|Columbia, c. 1910|
It happens that glass-plate negatives survive the risk of cracking and breaking, that chemicals composing the lights and darks are kept stable, that prints are made and preserved, that scans are created and published – all these eventualities are possible, but when they happen together it still seems unlikely.
Varsity crew at Cornell in 1911 and again in 1912, with mostly the same faces aging by one small increment. Other years with other faces were lost or never made. Today, photographic technology is no longer capable of rendering these same tender silvers and sables. True, an artist like Sally Mann can revive glass-plate processes – yet her example only proves the rule that what survives from the past survives mostly by accident and might much more likely have perished.

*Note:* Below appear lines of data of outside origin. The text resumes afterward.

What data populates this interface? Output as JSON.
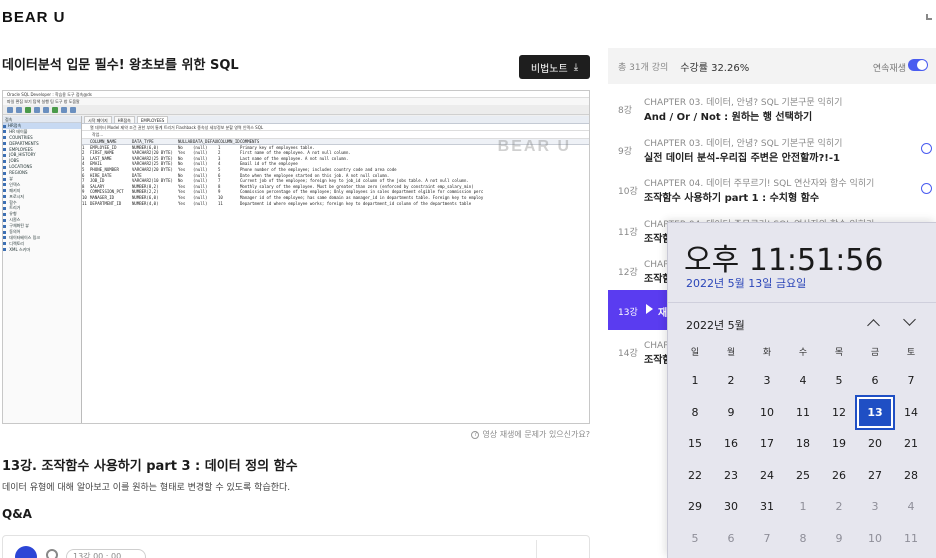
{
  "header": {
    "logo": "BEAR U"
  },
  "course": {
    "title": "데이터분석 입문 필수! 왕초보를 위한 SQL",
    "note_button": "비법노트",
    "download_icon": "download-icon"
  },
  "video": {
    "watermark": "BEAR U",
    "app_title": "Oracle SQL Developer : 학습용 도구 접속@ds",
    "menu": "파일 편집 보기 탐색 실행 팀 도구 창 도움말",
    "panel_header": "접속",
    "tree": [
      "HR접속",
      "  HR 테이블",
      "  COUNTRIES",
      "  DEPARTMENTS",
      "  EMPLOYEES",
      "  JOB_HISTORY",
      "  JOBS",
      "  LOCATIONS",
      "  REGIONS",
      "  뷰",
      "  인덱스",
      "  패키지",
      "  프로시저",
      "  함수",
      "  트리거",
      "  유형",
      "  시퀀스",
      "  구체화된 뷰",
      "  동의어",
      "  데이터베이스 링크",
      "  디렉토리",
      "  XML 스키마"
    ],
    "tabs": [
      "시작 페이지",
      "HR접속",
      "EMPLOYEES"
    ],
    "subtabs": "열 데이터 Model 제약 조건 권한 부여 통계 트리거 Flashback 종속성 세부정보 분할 영역 인덱스 SQL",
    "actions": "작업...",
    "grid_headers": [
      "",
      "COLUMN_NAME",
      "DATA_TYPE",
      "NULLABLE",
      "DATA_DEFAULT",
      "COLUMN_ID",
      "COMMENTS"
    ],
    "grid_rows": [
      [
        "1",
        "EMPLOYEE_ID",
        "NUMBER(6,0)",
        "No",
        "(null)",
        "1",
        "Primary key of employees table."
      ],
      [
        "2",
        "FIRST_NAME",
        "VARCHAR2(20 BYTE)",
        "Yes",
        "(null)",
        "2",
        "First name of the employee. A not null column."
      ],
      [
        "3",
        "LAST_NAME",
        "VARCHAR2(25 BYTE)",
        "No",
        "(null)",
        "3",
        "Last name of the employee. A not null column."
      ],
      [
        "4",
        "EMAIL",
        "VARCHAR2(25 BYTE)",
        "No",
        "(null)",
        "4",
        "Email id of the employee"
      ],
      [
        "5",
        "PHONE_NUMBER",
        "VARCHAR2(20 BYTE)",
        "Yes",
        "(null)",
        "5",
        "Phone number of the employee; includes country code and area code"
      ],
      [
        "6",
        "HIRE_DATE",
        "DATE",
        "No",
        "(null)",
        "6",
        "Date when the employee started on this job. A not null column."
      ],
      [
        "7",
        "JOB_ID",
        "VARCHAR2(10 BYTE)",
        "No",
        "(null)",
        "7",
        "Current job of the employee; foreign key to job_id column of the jobs table. A not null column."
      ],
      [
        "8",
        "SALARY",
        "NUMBER(8,2)",
        "Yes",
        "(null)",
        "8",
        "Monthly salary of the employee. Must be greater than zero (enforced by constraint emp_salary_min)"
      ],
      [
        "9",
        "COMMISSION_PCT",
        "NUMBER(2,2)",
        "Yes",
        "(null)",
        "9",
        "Commission percentage of the employee; Only employees in sales department elgible for commission perc"
      ],
      [
        "10",
        "MANAGER_ID",
        "NUMBER(6,0)",
        "Yes",
        "(null)",
        "10",
        "Manager id of the employee; has same domain as manager_id in departments table. Foreign key to employ"
      ],
      [
        "11",
        "DEPARTMENT_ID",
        "NUMBER(4,0)",
        "Yes",
        "(null)",
        "11",
        "Department id where employee works; foreign key to department_id column of the departments table"
      ]
    ]
  },
  "report_issue": "영상 재생에 문제가 있으신가요?",
  "lesson": {
    "title": "13강. 조작함수 사용하기 part 3 : 데이터 정의 함수",
    "description": "데이터 유형에 대해 알아보고 이를 원하는 형태로 변경할 수 있도록 학습한다."
  },
  "qa": {
    "title": "Q&A",
    "chip": "13강 00 : 00"
  },
  "sidebar": {
    "total": "총 31개 강의",
    "progress": "수강률 32.26%",
    "autoplay": "연속재생",
    "lessons": [
      {
        "num": "8강",
        "chapter": "CHAPTER 03. 데이터, 안녕? SQL 기본구문 익히기",
        "title": "And / Or / Not : 원하는 행 선택하기",
        "done": false
      },
      {
        "num": "9강",
        "chapter": "CHAPTER 03. 데이터, 안녕? SQL 기본구문 익히기",
        "title": "실전 데이터 분석-우리집 주변은 안전할까?!-1",
        "done": true
      },
      {
        "num": "10강",
        "chapter": "CHAPTER 04. 데이터 주무르기! SQL 연산자와 함수 익히기",
        "title": "조작함수 사용하기 part 1 : 수치형 함수",
        "done": true
      },
      {
        "num": "11강",
        "chapter": "CHAPTER 04. 데이터 주무르기! SQL 연산자와 함수 익히기",
        "title": "조작함수 사용하기 part 2 : 문자형 함수",
        "done": false
      },
      {
        "num": "12강",
        "chapter": "CHAPTER 04. 데이터 주무르기! SQL 연산자와 함수 익히기",
        "title": "조작함수 사용하기 part 3 : 날짜형 함수",
        "done": false
      },
      {
        "num": "13강",
        "chapter": "",
        "title": "재생 중",
        "done": false
      },
      {
        "num": "14강",
        "chapter": "CHAPTER 04. 데이터 주무르기! SQL 연산자와 함수 익히기",
        "title": "조작함수 사용하기 part 4",
        "done": false
      }
    ]
  },
  "clock": {
    "time": "오후 11:51:56",
    "date": "2022년 5월 13일 금요일",
    "month": "2022년 5월",
    "weekdays": [
      "일",
      "월",
      "화",
      "수",
      "목",
      "금",
      "토"
    ],
    "weeks": [
      [
        "1",
        "2",
        "3",
        "4",
        "5",
        "6",
        "7"
      ],
      [
        "8",
        "9",
        "10",
        "11",
        "12",
        "13",
        "14"
      ],
      [
        "15",
        "16",
        "17",
        "18",
        "19",
        "20",
        "21"
      ],
      [
        "22",
        "23",
        "24",
        "25",
        "26",
        "27",
        "28"
      ],
      [
        "29",
        "30",
        "31",
        "1",
        "2",
        "3",
        "4"
      ],
      [
        "5",
        "6",
        "7",
        "8",
        "9",
        "10",
        "11"
      ]
    ],
    "today": "13",
    "accent": "#1f4fc4"
  }
}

At the turn of the 20th century people had only learned recently to believe in the integrity of photographic facts. That surely is one reason these long-preserved facts are infinitely more vivid than present-day photographic facts.